13 Tools for Perfect Homemade Pizza
If you don’t have a pizza stone yet, here's where you can find one.
While we’d never pass up pizza delivery, sometimes, nothing beats homemade—especially if you’ve got the right tools. Beyond the typical pizza wheel, you’ll also want a pizza stone for crispy crust, strong oven mitts, a ladle for your sauce, and a cast iron skillet, too, so you can optimally reheat your leftovers. With these in your arsenal, you’ll be turning out your own tasty pies in no time.
Once your pizza is done, grab a pizza wheel to divvy it up into slices. With a sharp blade, there's less of a chance of pulling off toppings and cheese while you cut. This Rösle pizza cutter got great reviews from Sur La Table customers, and OXO's four-inch cutter is also highly rated.
For an ultra-crispy crust, cook your pizza on a pizza stone—they help cook the dough evenly. Williams-Sonoma customers gave Emile Henry's pizza stone a 4.5-star rating, and we also love Lodge's 14” cast iron baking pan.
This “scizza” is designed to give you more control than typical pizza scissors, thanks to its ability to slide under the crust and extra-long blades. It can also be used to cut homemade pasta, flatbreads, and more, per the description.
Pizza Scizza, $30 at williams-sonoma.com
A dough scraper will not only help you get all the last bits of dough off a cutting board, but also cleanly cleave dough into separate pieces, acting as a slicer.
Sur La Table Stainless Steel Dough Scraper, $8 (was $10) at surlatable.com
Looking for recipes? There are plenty of pizza cookbooks out there, and Philly chef Marc Vetri’s Mastering Pizza is a great place to start; or, go for EMILY: The Cookbook from the team behind Emily and Emmy Squared.
Mastering Pizza: The Art and Practice of Handmade Pizza, Focaccia, and Calzone, $30 at barnesandnoble.com and $24.50 at target.com; EMILY: The Cookbook, $30 at barnesandnoble.com and $23.50 at target.com
Grab a ladle to pour your sauce evenly onto the pizza dough and spread it around.
Williams Sonoma Signature Stainless Steel Ladle, $42-$45 (depending on size) at williams-sonoma.com
A pizza peel helps you transfer pizza in and out of the oven.

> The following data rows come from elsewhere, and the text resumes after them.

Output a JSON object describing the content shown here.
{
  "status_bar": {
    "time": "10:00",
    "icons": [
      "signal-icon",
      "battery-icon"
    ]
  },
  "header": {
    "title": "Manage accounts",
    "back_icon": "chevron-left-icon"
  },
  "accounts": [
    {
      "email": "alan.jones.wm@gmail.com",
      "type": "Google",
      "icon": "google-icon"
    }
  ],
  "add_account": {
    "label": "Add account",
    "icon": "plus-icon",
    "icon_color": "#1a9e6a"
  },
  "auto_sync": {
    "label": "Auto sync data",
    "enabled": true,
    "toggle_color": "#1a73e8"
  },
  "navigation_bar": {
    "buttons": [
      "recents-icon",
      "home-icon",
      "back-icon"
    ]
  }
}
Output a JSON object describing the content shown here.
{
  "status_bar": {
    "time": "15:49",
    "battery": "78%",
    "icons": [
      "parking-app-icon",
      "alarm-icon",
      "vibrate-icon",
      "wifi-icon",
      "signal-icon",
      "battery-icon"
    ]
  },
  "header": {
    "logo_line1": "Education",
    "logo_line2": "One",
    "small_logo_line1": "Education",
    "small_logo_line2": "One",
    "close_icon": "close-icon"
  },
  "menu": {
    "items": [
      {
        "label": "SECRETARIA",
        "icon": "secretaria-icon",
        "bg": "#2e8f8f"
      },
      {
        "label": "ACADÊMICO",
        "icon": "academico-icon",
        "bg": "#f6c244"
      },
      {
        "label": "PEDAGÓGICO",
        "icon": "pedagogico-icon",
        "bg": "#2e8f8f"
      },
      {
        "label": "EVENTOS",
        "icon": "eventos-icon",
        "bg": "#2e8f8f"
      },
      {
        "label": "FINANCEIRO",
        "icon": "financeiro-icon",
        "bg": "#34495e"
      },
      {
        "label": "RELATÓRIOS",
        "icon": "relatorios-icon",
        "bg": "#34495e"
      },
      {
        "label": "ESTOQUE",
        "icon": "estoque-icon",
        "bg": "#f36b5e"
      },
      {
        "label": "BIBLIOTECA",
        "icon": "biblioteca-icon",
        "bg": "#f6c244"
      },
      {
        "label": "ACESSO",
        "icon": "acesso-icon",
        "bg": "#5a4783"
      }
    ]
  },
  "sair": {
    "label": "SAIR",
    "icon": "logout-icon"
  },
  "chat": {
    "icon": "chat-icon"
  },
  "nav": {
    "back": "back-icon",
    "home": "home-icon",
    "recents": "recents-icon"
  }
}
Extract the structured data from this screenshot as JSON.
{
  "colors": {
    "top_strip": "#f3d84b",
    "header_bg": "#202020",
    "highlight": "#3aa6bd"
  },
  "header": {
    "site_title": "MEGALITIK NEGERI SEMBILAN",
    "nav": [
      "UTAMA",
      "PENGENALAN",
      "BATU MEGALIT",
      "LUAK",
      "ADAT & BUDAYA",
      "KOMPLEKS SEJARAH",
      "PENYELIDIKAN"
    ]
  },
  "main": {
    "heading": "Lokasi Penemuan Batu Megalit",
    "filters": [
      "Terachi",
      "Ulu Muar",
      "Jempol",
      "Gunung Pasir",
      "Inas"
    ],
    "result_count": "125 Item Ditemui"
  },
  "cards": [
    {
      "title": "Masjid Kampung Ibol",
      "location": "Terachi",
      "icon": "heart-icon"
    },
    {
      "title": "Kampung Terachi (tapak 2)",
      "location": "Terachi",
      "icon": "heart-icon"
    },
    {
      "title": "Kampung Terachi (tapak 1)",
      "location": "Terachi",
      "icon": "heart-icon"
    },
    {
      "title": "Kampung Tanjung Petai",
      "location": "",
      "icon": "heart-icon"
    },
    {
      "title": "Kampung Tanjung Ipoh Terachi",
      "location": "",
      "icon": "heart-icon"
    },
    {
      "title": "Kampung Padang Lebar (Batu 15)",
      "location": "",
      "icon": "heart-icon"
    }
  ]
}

This Epicurean model is well-reviewed and dishwasher-safe to boot.
Epicurean Natural Pizza Peel, $37 at bedbathandbeyond.com
Pizza stones can get very hot, so if you’re handling them, you’ll need strong oven gloves. Williams-Sonoma’s ultimate oven mitt is heat-resistant up to 650 degrees Fahrenheit, and is dipped in textured silicone so you can keep a firm grip. You can also try OXO's silicone oven mitt.
Good Olive Oil
Many pizza recipes call for olive oil, and you’ll want a good one for optimal taste. We love Brightland (pictured), which you can get in a subscription. Or, try Global Gardens, which has six flavors available through Food52.
Cast Iron Skillet
Smithey Ironware Co. No. 12 Cast Iron Skillet, $200 at smithey.com
If you want smooth, creamy sauce for your pizza, you can puree it in a blender. This Breville model is one of the best we’ve tested.
For your grated cheese needs, OXO's well-reviewed box grater features a coarse grater, medium grater, slicer, and removable zester, too.
OXO Box Grater with Removable Zester, $30 at crateandbarrel.com
A food scale will help you precisely measure the amount of flour you need for making pizza dough—we found Ozeri had the best digital scale in our test.
Ozeri Pronto Digital Kitchen Scale in Black, $15 at bedbathandbeyond.com